Snoozing And Losing: A Blockbuster Failure
I’d be lying if I said that I haven’t taken some delight in watching the complete and utter collapse of Blockbuster.
You see, back when I was a child, our community had a couple of thriving local video stores that were the source of pretty much endless enjoyment for me. Then Blockbuster came along. By then, the company was already a mega-chain of blue and gold awnings that decorated much of the country. They had inventory that simply could not be matched. Unsurprisingly, they crushed the local video stores.
This happened all over the country for years. Goliath didn’t just beat David, he obliterated him simply by showing up — and then danced on his grave while entertaining his children.
You’d think the sheer momentum of such a behemoth would make them unbeatable. And yet, here we are. Earlier today came word that Dish Network was buying Blockbuster’s assets out of bankruptcy court for around $230 million — in cash. This is the same company that Viacom once paid $8.4 billion for (and later spun them off in their own multi-billion dollar IPO). The fall from grace is almost unbelievable.
But it’s actually not if you’ve been following Blockbuster over the past several years. And their tale could end up being a great cautionary one for today’s current crop of giants. And more importantly, it might serve as a point of inspiration for startups going up against a seemingly unbeatable giant.
Microsoft, Google, Apple, etc. All of these guys may seem unbeatable. If they’re investing resources into a space, you might as well not even try, right? But that’s exactly what Reed Hastings did in 1998 when he started Netflix. He was simply a disgruntled Blockbuster customers who was sick of the ridiculous late fees and thought he could do better with a new approach to movie rentals.
Blockbuster undoubtedly laughed at Netflix at the time. In fact, two years later, Blockbuster could have bought Netflix for just $50 million — quite literally pocket change for a company that had held a $5 billion IPO the year prior. Blockbuster refused all such offers, as Fast Company’s excellent rundown of the best Blockbuster gaffes reminds us.
Instead, Blockbuster put a huge investment into Enron (their broadband services subsidiary). You can’t make this stuff up.

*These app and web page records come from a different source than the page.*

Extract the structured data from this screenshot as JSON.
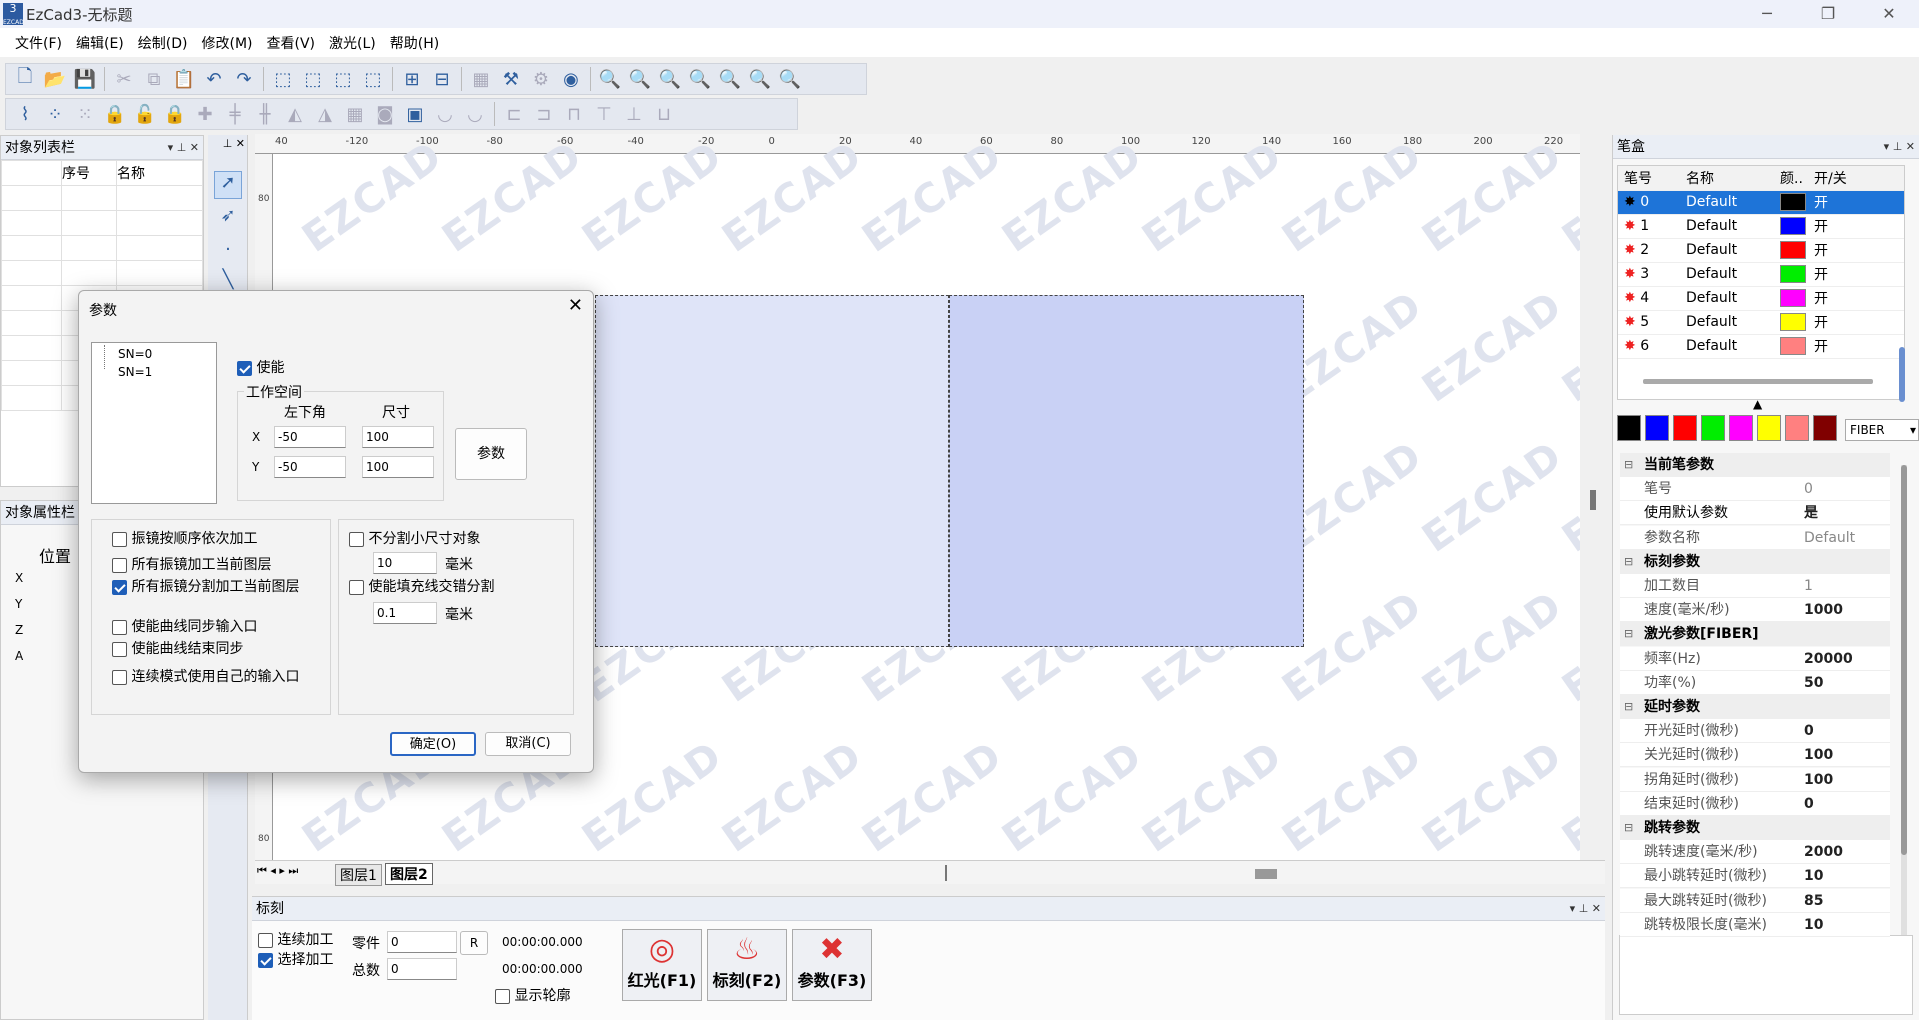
{
  "window": {
    "title": "EzCad3-无标题",
    "logo": "3",
    "controls": [
      "minimize-icon",
      "restore-icon",
      "close-icon"
    ]
  },
  "menu": [
    "文件(F)",
    "编辑(E)",
    "绘制(D)",
    "修改(M)",
    "查看(V)",
    "激光(L)",
    "帮助(H)"
  ],
  "object_list": {
    "title": "对象列表栏",
    "cols": [
      "序号",
      "名称"
    ]
  },
  "object_props": {
    "title": "对象属性栏",
    "position_label": "位置",
    "axes": [
      "X",
      "Y",
      "Z",
      "A"
    ]
  },
  "layers": {
    "tabs": [
      "图层1",
      "图层2"
    ],
    "active": "图层2"
  },
  "ruler": {
    "top": [
      "40",
      "-120",
      "-100",
      "-80",
      "-60",
      "-40",
      "-20",
      "0",
      "20",
      "40",
      "60",
      "80",
      "100",
      "120",
      "140",
      "160",
      "180",
      "200",
      "220"
    ]
  },
  "watermark": "EZCAD",
  "dialog": {
    "title": "参数",
    "tree": [
      "SN=0",
      "SN=1"
    ],
    "enable": {
      "label": "使能",
      "checked": true
    },
    "workspace": {
      "title": "工作空间",
      "col1": "左下角",
      "col2": "尺寸",
      "x_label": "X",
      "y_label": "Y",
      "x_corner": "-50",
      "x_size": "100",
      "y_corner": "-50",
      "y_size": "100"
    },
    "param_button": "参数",
    "left_options": [
      {
        "label": "振镜按顺序依次加工",
        "checked": false
      },
      {
        "label": "所有振镜加工当前图层",
        "checked": false
      },
      {
        "label": "所有振镜分割加工当前图层",
        "checked": true
      },
      {
        "label": "使能曲线同步输入口",
        "checked": false
      },
      {
        "label": "使能曲线结束同步",
        "checked": false
      },
      {
        "label": "连续模式使用自己的输入口",
        "checked": false
      }
    ],
    "right_options": [
      {
        "label": "不分割小尺寸对象",
        "checked": false,
        "value": "10",
        "unit": "毫米"
      },
      {
        "label": "使能填充线交错分割",
        "checked": false,
        "value": "0.1",
        "unit": "毫米"
      }
    ],
    "ok": "确定(O)",
    "cancel": "取消(C)"
  },
  "pen_box": {
    "title": "笔盒",
    "cols": [
      "笔号",
      "名称",
      "颜..",
      "开/关"
    ],
    "pens": [
      {
        "no": "0",
        "name": "Default",
        "color": "#000000",
        "on": "开"
      },
      {
        "no": "1",
        "name": "Default",
        "color": "#0000ff",
        "on": "开"
      },
      {
        "no": "2",
        "name": "Default",
        "color": "#ff0000",
        "on": "开"
      },
      {
        "no": "3",
        "name": "Default",
        "color": "#00ee00",
        "on": "开"
      },
      {
        "no": "4",
        "name": "Default",
        "color": "#ff00ff",
        "on": "开"
      },
      {
        "no": "5",
        "name": "Default",
        "color": "#ffff00",
        "on": "开"
      },
      {
        "no": "6",
        "name": "Default",
        "color": "#ff8080",
        "on": "开"
      }
    ],
    "swatches": [
      "#000000",
      "#0000ff",
      "#ff0000",
      "#00ee00",
      "#ff00ff",
      "#ffff00",
      "#ff8080",
      "#800000"
    ],
    "laser_type": "FIBER"
  },
  "pen_params": [
    {
      "section": "当前笔参数"
    },
    {
      "k": "笔号",
      "v": "0",
      "grey": true
    },
    {
      "k": "使用默认参数",
      "v": "是",
      "dark": true
    },
    {
      "k": "参数名称",
      "v": "Default",
      "grey": true
    },
    {
      "section": "标刻参数"
    },
    {
      "k": "加工数目",
      "v": "1",
      "grey": true
    },
    {
      "k": "速度(毫米/秒)",
      "v": "1000"
    },
    {
      "section": "激光参数[FIBER]"
    },
    {
      "k": "频率(Hz)",
      "v": "20000"
    },
    {
      "k": "功率(%)",
      "v": "50"
    },
    {
      "section": "延时参数"
    },
    {
      "k": "开光延时(微秒)",
      "v": "0"
    },
    {
      "k": "关光延时(微秒)",
      "v": "100"
    },
    {
      "k": "拐角延时(微秒)",
      "v": "100"
    },
    {
      "k": "结束延时(微秒)",
      "v": "0"
    },
    {
      "section": "跳转参数"
    },
    {
      "k": "跳转速度(毫米/秒)",
      "v": "2000"
    },
    {
      "k": "最小跳转延时(微秒)",
      "v": "10"
    },
    {
      "k": "最大跳转延时(微秒)",
      "v": "85"
    },
    {
      "k": "跳转极限长度(毫米)",
      "v": "10"
    }
  ],
  "mark": {
    "title": "标刻",
    "continuous": {
      "label": "连续加工",
      "checked": false
    },
    "select": {
      "label": "选择加工",
      "checked": true
    },
    "part_label": "零件",
    "part_value": "0",
    "r_button": "R",
    "total_label": "总数",
    "total_value": "0",
    "time1": "00:00:00.000",
    "time2": "00:00:00.000",
    "outline": {
      "label": "显示轮廓",
      "checked": false
    },
    "red_light": "红光(F1)",
    "mark_btn": "标刻(F2)",
    "param_btn": "参数(F3)"
  }
}
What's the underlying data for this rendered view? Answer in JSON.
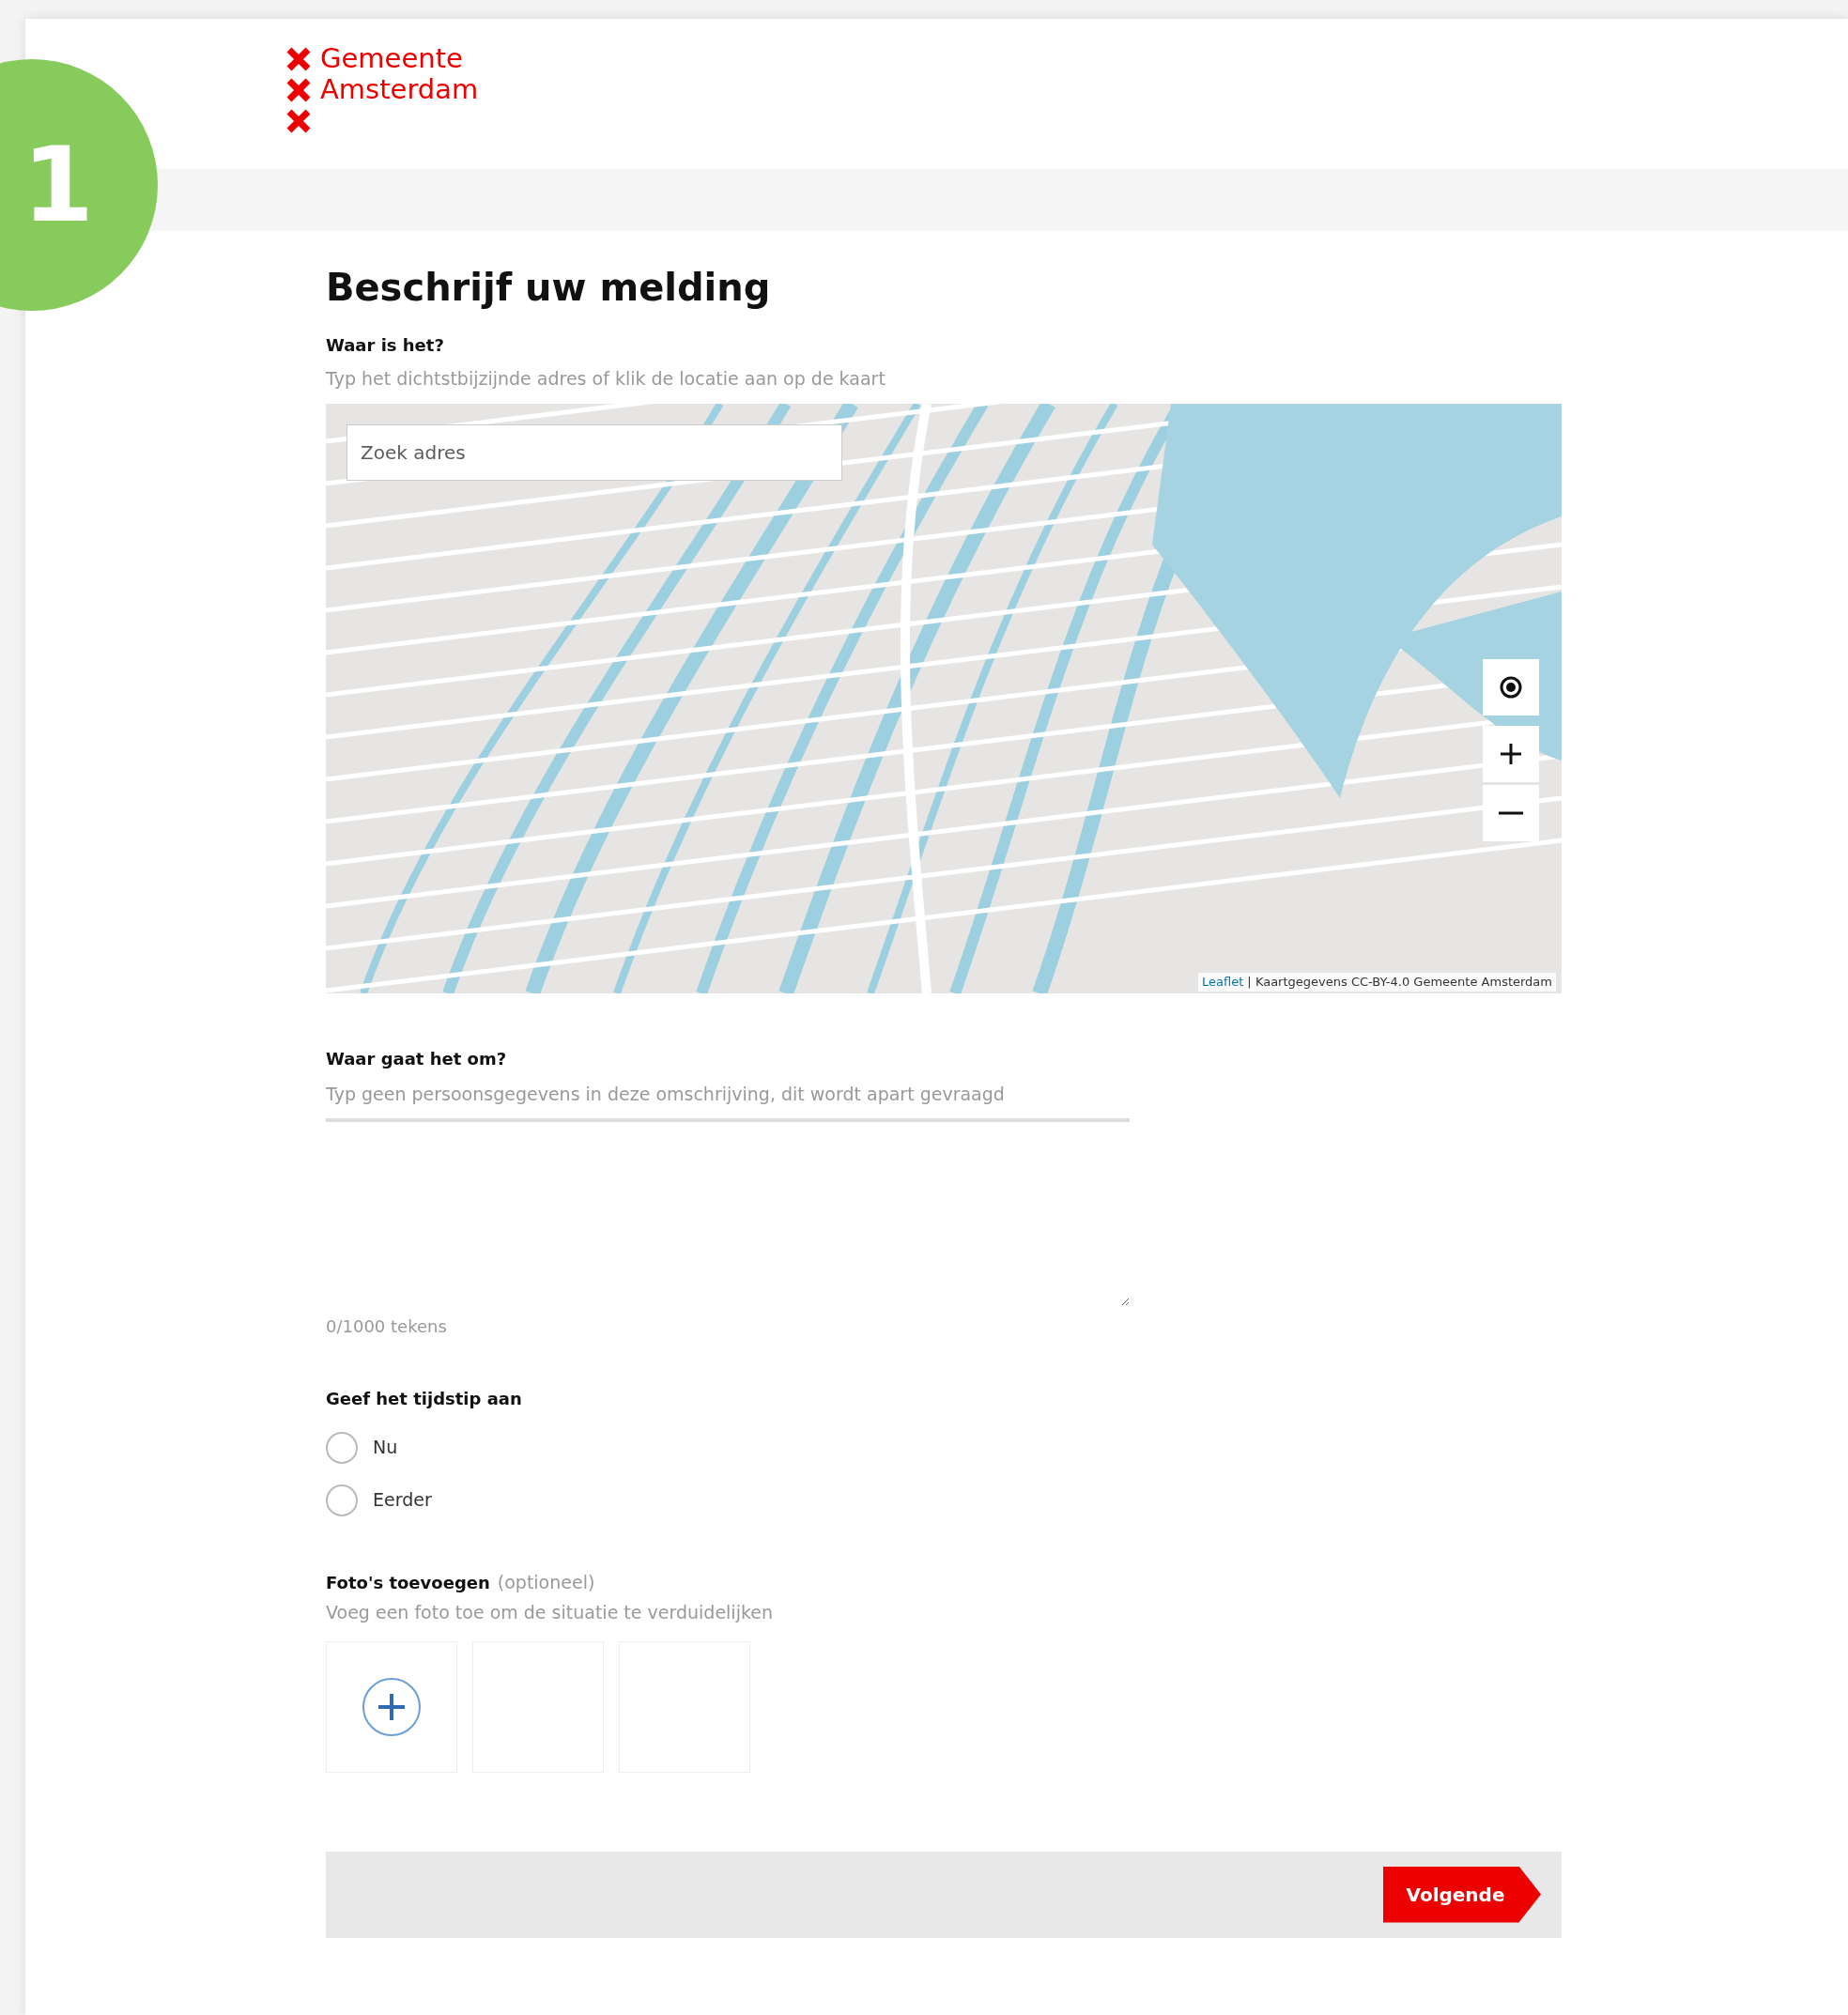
{
  "step_badge": "1",
  "logo": {
    "lines": [
      "Gemeente",
      "Amsterdam"
    ]
  },
  "title": "Beschrijf uw melding",
  "location": {
    "label": "Waar is het?",
    "hint": "Typ het dichtstbijzijnde adres of klik de locatie aan op de kaart",
    "search": {
      "placeholder": "Zoek adres"
    },
    "attribution": {
      "link": "Leaflet",
      "text": "| Kaartgegevens CC-BY-4.0 Gemeente Amsterdam"
    }
  },
  "description": {
    "label": "Waar gaat het om?",
    "placeholder": "Typ geen persoonsgegevens in deze omschrijving, dit wordt apart gevraagd",
    "counter": "0/1000 tekens"
  },
  "time": {
    "label": "Geef het tijdstip aan",
    "options": [
      {
        "label": "Nu",
        "selected": false
      },
      {
        "label": "Eerder",
        "selected": false
      }
    ]
  },
  "photos": {
    "label": "Foto's toevoegen",
    "optional": "(optioneel)",
    "hint": "Voeg een foto toe om de situatie te verduidelijken",
    "slots": [
      {
        "kind": "add"
      },
      {
        "kind": "empty"
      },
      {
        "kind": "empty"
      }
    ]
  },
  "next_button": "Volgende"
}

It wasn’t until 2004 — six years after Netflix launched — that Blockbuster realized it needed to enter the online DVD rental-by-mail space. By then, Netflix was already turning a profit and Redbox had just launched. Blockbuster was already dead — they just didn’t realize it yet.
It’s such a great example of a company resting on its laurels and getting blindsided. But it’s hardly even fair to call it a “blindsiding”. Blockbuster probably could have done dozens of things to counter the rise of Netflix in that initial six year space. They were either simply too arrogant, too slow, too stupid, or all of the above to make a move.
That’s why it’s impressive that Google is making such big changes to the company right now, when they’re arguably at the peak of their power. Their not resting on their laurels. Hundreds of challengers are gunning for them in a number of areas, and the co-founders apparently saw the company slipping a bit — as did some of the rest of us — and decided to proactively make some bold moves, all of which we haven’t likely seen yet.
That’s pretty much the opposite of Blockbuster towards the end of their run. You had a CEO defiantly declaring that Netflix was no real threat. The best quote: ”I’ve been frankly confused by this fascination that everybody has with Netflix …Netflix doesn’t really have or do anything that we can’t or don’t already do ourselves.”
This was a guy, Jim Keyes, who had just attempted to take over Circuit City, thinking that would solve Blockbuster’s problems — more retail stores. A few months later, Circuit City went belly up. The fact that Blockbuster didn’t end up buying them probably saved them from the same fate for the remaining two years of life.
Later, Blockbuster’s head of digital strategy had another money quote in a sit-down with Fast Company. “We’re strategically better positioned than almost anybody out there. Never in my wildest dreams would I have aimed this high,” he said indicating that they could still beat Netflix.
The famed former Iraqi Information Minister couldn’t say this stuff with a straight face.
So if you’re out there working on a startup in a space owned by a giant, just remember that nothing lasts forever. Even the biggest companies eventually grow complacent and get taken down. There are angles and new ideas all over the place that they simply cannot (or will not) see around their egos and wads of cash.
They will snooze and they will lose. Every night used to be a great night to make it a Blockbuster night.